→ **TASK PROMPT**: Within the material below, find each line bearing the word "Locked" and present it.

→ **DATA SHOWN**:
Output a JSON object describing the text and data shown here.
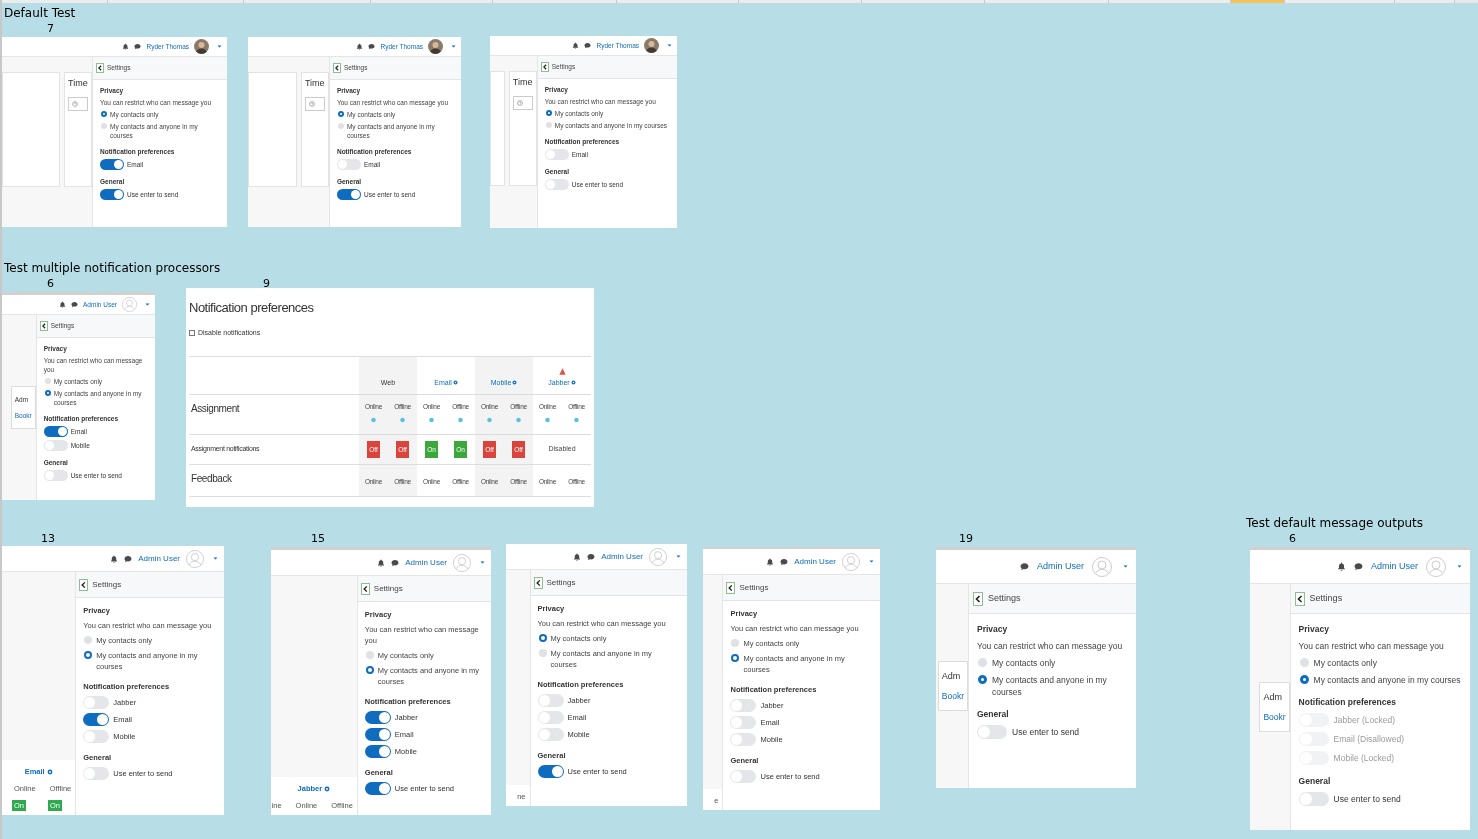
{
  "sheet": {
    "columns": [
      {
        "selected": false
      },
      {
        "selected": false
      },
      {
        "selected": false
      },
      {
        "selected": false
      },
      {
        "selected": false
      },
      {
        "selected": false
      },
      {
        "selected": false
      },
      {
        "selected": false
      },
      {
        "selected": false
      },
      {
        "selected": false
      },
      {
        "selected": true
      },
      {
        "selected": false
      },
      {
        "selected": false
      }
    ]
  },
  "groups": [
    {
      "title": "Default Test",
      "shots": [
        {
          "kind": "settings",
          "label": "7",
          "bell": true,
          "user": "Ryder Thomas",
          "avatar_photo": true,
          "backdrop": [
            {
              "kind": "title",
              "text": "Time"
            }
          ],
          "settings_title": "Settings",
          "privacy": {
            "title": "Privacy",
            "hint": "You can restrict who can message you",
            "options": [
              {
                "label": "My contacts only",
                "selected": true
              },
              {
                "label": "My contacts and anyone in my courses",
                "selected": false
              }
            ]
          },
          "notifications": {
            "title": "Notification preferences",
            "toggles": [
              {
                "label": "Email",
                "on": true
              }
            ]
          },
          "general": {
            "title": "General",
            "toggles": [
              {
                "label": "Use enter to send",
                "on": true
              }
            ]
          }
        },
        {
          "kind": "settings",
          "bell": true,
          "user": "Ryder Thomas",
          "avatar_photo": true,
          "backdrop": [
            {
              "kind": "title",
              "text": "Time"
            }
          ],
          "settings_title": "Settings",
          "privacy": {
            "title": "Privacy",
            "hint": "You can restrict who can message you",
            "options": [
              {
                "label": "My contacts only",
                "selected": true
              },
              {
                "label": "My contacts and anyone in my courses",
                "selected": false
              }
            ]
          },
          "notifications": {
            "title": "Notification preferences",
            "toggles": [
              {
                "label": "Email",
                "on": false
              }
            ]
          },
          "general": {
            "title": "General",
            "toggles": [
              {
                "label": "Use enter to send",
                "on": true
              }
            ]
          }
        },
        {
          "kind": "settings",
          "bell": true,
          "user": "Ryder Thomas",
          "avatar_photo": true,
          "backdrop": [
            {
              "kind": "title",
              "text": "Time"
            }
          ],
          "settings_title": "Settings",
          "privacy": {
            "title": "Privacy",
            "hint": "You can restrict who can message you",
            "options": [
              {
                "label": "My contacts only",
                "selected": true
              },
              {
                "label": "My contacts and anyone in my courses",
                "selected": false
              }
            ]
          },
          "notifications": {
            "title": "Notification preferences",
            "toggles": [
              {
                "label": "Email",
                "on": false
              }
            ]
          },
          "general": {
            "title": "General",
            "toggles": [
              {
                "label": "Use enter to send",
                "on": false
              }
            ]
          }
        }
      ]
    },
    {
      "title": "Test multiple notification processors",
      "shots": [
        {
          "kind": "settings",
          "label": "6",
          "bell": true,
          "user": "Admin User",
          "avatar_photo": false,
          "backdrop": [
            {
              "kind": "card_heading",
              "text": "Adm"
            },
            {
              "kind": "card_link",
              "text": "Bookr"
            }
          ],
          "settings_title": "Settings",
          "privacy": {
            "title": "Privacy",
            "hint": "You can restrict who can message you",
            "options": [
              {
                "label": "My contacts only",
                "selected": false
              },
              {
                "label": "My contacts and anyone in my courses",
                "selected": true
              }
            ]
          },
          "notifications": {
            "title": "Notification preferences",
            "toggles": [
              {
                "label": "Email",
                "on": true
              },
              {
                "label": "Mobile",
                "on": false
              }
            ]
          },
          "general": {
            "title": "General",
            "toggles": [
              {
                "label": "Use enter to send",
                "on": false
              }
            ]
          }
        },
        {
          "kind": "prefs_table",
          "label": "9",
          "title": "Notification preferences",
          "disable_label": "Disable notifications",
          "disable_checked": false,
          "processors": [
            {
              "name": "Web",
              "configurable": false,
              "warning": false
            },
            {
              "name": "Email",
              "configurable": true,
              "warning": false
            },
            {
              "name": "Mobile",
              "configurable": true,
              "warning": false
            },
            {
              "name": "Jabber",
              "configurable": true,
              "warning": true
            }
          ],
          "rows": [
            {
              "kind": "component",
              "name": "Assignment",
              "help": true,
              "cells": [
                "Online",
                "Offline",
                "Online",
                "Offline",
                "Online",
                "Offline",
                "Online",
                "Offline"
              ]
            },
            {
              "kind": "setting",
              "name": "Assignment notifications",
              "cells": [
                {
                  "kind": "toggle",
                  "text": "Off",
                  "on": false
                },
                {
                  "kind": "toggle",
                  "text": "Off",
                  "on": false
                },
                {
                  "kind": "toggle",
                  "text": "On",
                  "on": true
                },
                {
                  "kind": "toggle",
                  "text": "On",
                  "on": true
                },
                {
                  "kind": "toggle",
                  "text": "Off",
                  "on": false
                },
                {
                  "kind": "toggle",
                  "text": "Off",
                  "on": false
                },
                {
                  "kind": "disabled",
                  "text": "Disabled"
                }
              ]
            },
            {
              "kind": "component",
              "name": "Feedback",
              "help": false,
              "cells": [
                "Online",
                "Offline",
                "Online",
                "Offline",
                "Online",
                "Offline",
                "Online",
                "Offline"
              ]
            }
          ]
        },
        {
          "kind": "settings",
          "label": "13",
          "bell": true,
          "user": "Admin User",
          "avatar_photo": false,
          "backdrop": [
            {
              "kind": "column_head",
              "text": "Email"
            },
            {
              "kind": "cell",
              "text": "Online"
            },
            {
              "kind": "cell",
              "text": "Offline"
            },
            {
              "kind": "on_button",
              "text": "On"
            },
            {
              "kind": "on_button",
              "text": "On"
            }
          ],
          "settings_title": "Settings",
          "privacy": {
            "title": "Privacy",
            "hint": "You can restrict who can message you",
            "options": [
              {
                "label": "My contacts only",
                "selected": false
              },
              {
                "label": "My contacts and anyone in my courses",
                "selected": true
              }
            ]
          },
          "notifications": {
            "title": "Notification preferences",
            "toggles": [
              {
                "label": "Jabber",
                "on": false
              },
              {
                "label": "Email",
                "on": true
              },
              {
                "label": "Mobile",
                "on": false
              }
            ]
          },
          "general": {
            "title": "General",
            "toggles": [
              {
                "label": "Use enter to send",
                "on": false
              }
            ]
          }
        },
        {
          "kind": "settings",
          "label": "15",
          "bell": true,
          "user": "Admin User",
          "avatar_photo": false,
          "backdrop": [
            {
              "kind": "column_head",
              "text": "Jabber"
            },
            {
              "kind": "cell",
              "text": "ine"
            },
            {
              "kind": "cell",
              "text": "Online"
            },
            {
              "kind": "cell",
              "text": "Offline"
            }
          ],
          "settings_title": "Settings",
          "privacy": {
            "title": "Privacy",
            "hint": "You can restrict who can message you",
            "options": [
              {
                "label": "My contacts only",
                "selected": false
              },
              {
                "label": "My contacts and anyone in my courses",
                "selected": true
              }
            ]
          },
          "notifications": {
            "title": "Notification preferences",
            "toggles": [
              {
                "label": "Jabber",
                "on": true
              },
              {
                "label": "Email",
                "on": true
              },
              {
                "label": "Mobile",
                "on": true
              }
            ]
          },
          "general": {
            "title": "General",
            "toggles": [
              {
                "label": "Use enter to send",
                "on": true
              }
            ]
          }
        },
        {
          "kind": "settings",
          "bell": true,
          "user": "Admin User",
          "avatar_photo": false,
          "backdrop": [
            {
              "kind": "cell",
              "text": "ne"
            }
          ],
          "settings_title": "Settings",
          "privacy": {
            "title": "Privacy",
            "hint": "You can restrict who can message you",
            "options": [
              {
                "label": "My contacts only",
                "selected": true
              },
              {
                "label": "My contacts and anyone in my courses",
                "selected": false
              }
            ]
          },
          "notifications": {
            "title": "Notification preferences",
            "toggles": [
              {
                "label": "Jabber",
                "on": false
              },
              {
                "label": "Email",
                "on": false
              },
              {
                "label": "Mobile",
                "on": false
              }
            ]
          },
          "general": {
            "title": "General",
            "toggles": [
              {
                "label": "Use enter to send",
                "on": true
              }
            ]
          }
        },
        {
          "kind": "settings",
          "bell": true,
          "user": "Admin User",
          "avatar_photo": false,
          "backdrop": [
            {
              "kind": "cell",
              "text": "e"
            }
          ],
          "settings_title": "Settings",
          "privacy": {
            "title": "Privacy",
            "hint": "You can restrict who can message you",
            "options": [
              {
                "label": "My contacts only",
                "selected": false
              },
              {
                "label": "My contacts and anyone in my courses",
                "selected": true
              }
            ]
          },
          "notifications": {
            "title": "Notification preferences",
            "toggles": [
              {
                "label": "Jabber",
                "on": false
              },
              {
                "label": "Email",
                "on": false
              },
              {
                "label": "Mobile",
                "on": false
              }
            ]
          },
          "general": {
            "title": "General",
            "toggles": [
              {
                "label": "Use enter to send",
                "on": false
              }
            ]
          }
        },
        {
          "kind": "settings",
          "label": "19",
          "bell": false,
          "user": "Admin User",
          "avatar_photo": false,
          "backdrop": [
            {
              "kind": "card_heading",
              "text": "Adm"
            },
            {
              "kind": "card_link",
              "text": "Bookr"
            }
          ],
          "settings_title": "Settings",
          "privacy": {
            "title": "Privacy",
            "hint": "You can restrict who can message you",
            "options": [
              {
                "label": "My contacts only",
                "selected": false
              },
              {
                "label": "My contacts and anyone in my courses",
                "selected": true
              }
            ]
          },
          "general": {
            "title": "General",
            "toggles": [
              {
                "label": "Use enter to send",
                "on": false
              }
            ]
          }
        }
      ]
    },
    {
      "title": "Test default message outputs",
      "shots": [
        {
          "kind": "settings",
          "label": "6",
          "bell": true,
          "user": "Admin User",
          "avatar_photo": false,
          "backdrop": [
            {
              "kind": "card_heading",
              "text": "Adm"
            },
            {
              "kind": "card_link",
              "text": "Bookr"
            }
          ],
          "settings_title": "Settings",
          "privacy": {
            "title": "Privacy",
            "hint": "You can restrict who can message you",
            "options": [
              {
                "label": "My contacts only",
                "selected": false
              },
              {
                "label": "My contacts and anyone in my courses",
                "selected": true
              }
            ]
          },
          "notifications": {
            "title": "Notification preferences",
            "toggles": [
              {
                "label": "Jabber (Locked)",
                "on": false,
                "disabled": true
              },
              {
                "label": "Email (Disallowed)",
                "on": false,
                "disabled": true
              },
              {
                "label": "Mobile (Locked)",
                "on": false,
                "disabled": true
              }
            ]
          },
          "general": {
            "title": "General",
            "toggles": [
              {
                "label": "Use enter to send",
                "on": false
              }
            ]
          }
        }
      ]
    }
  ]
}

→ **RESPONSE**:
                "label": "Jabber (Locked)",
                "label": "Mobile (Locked)",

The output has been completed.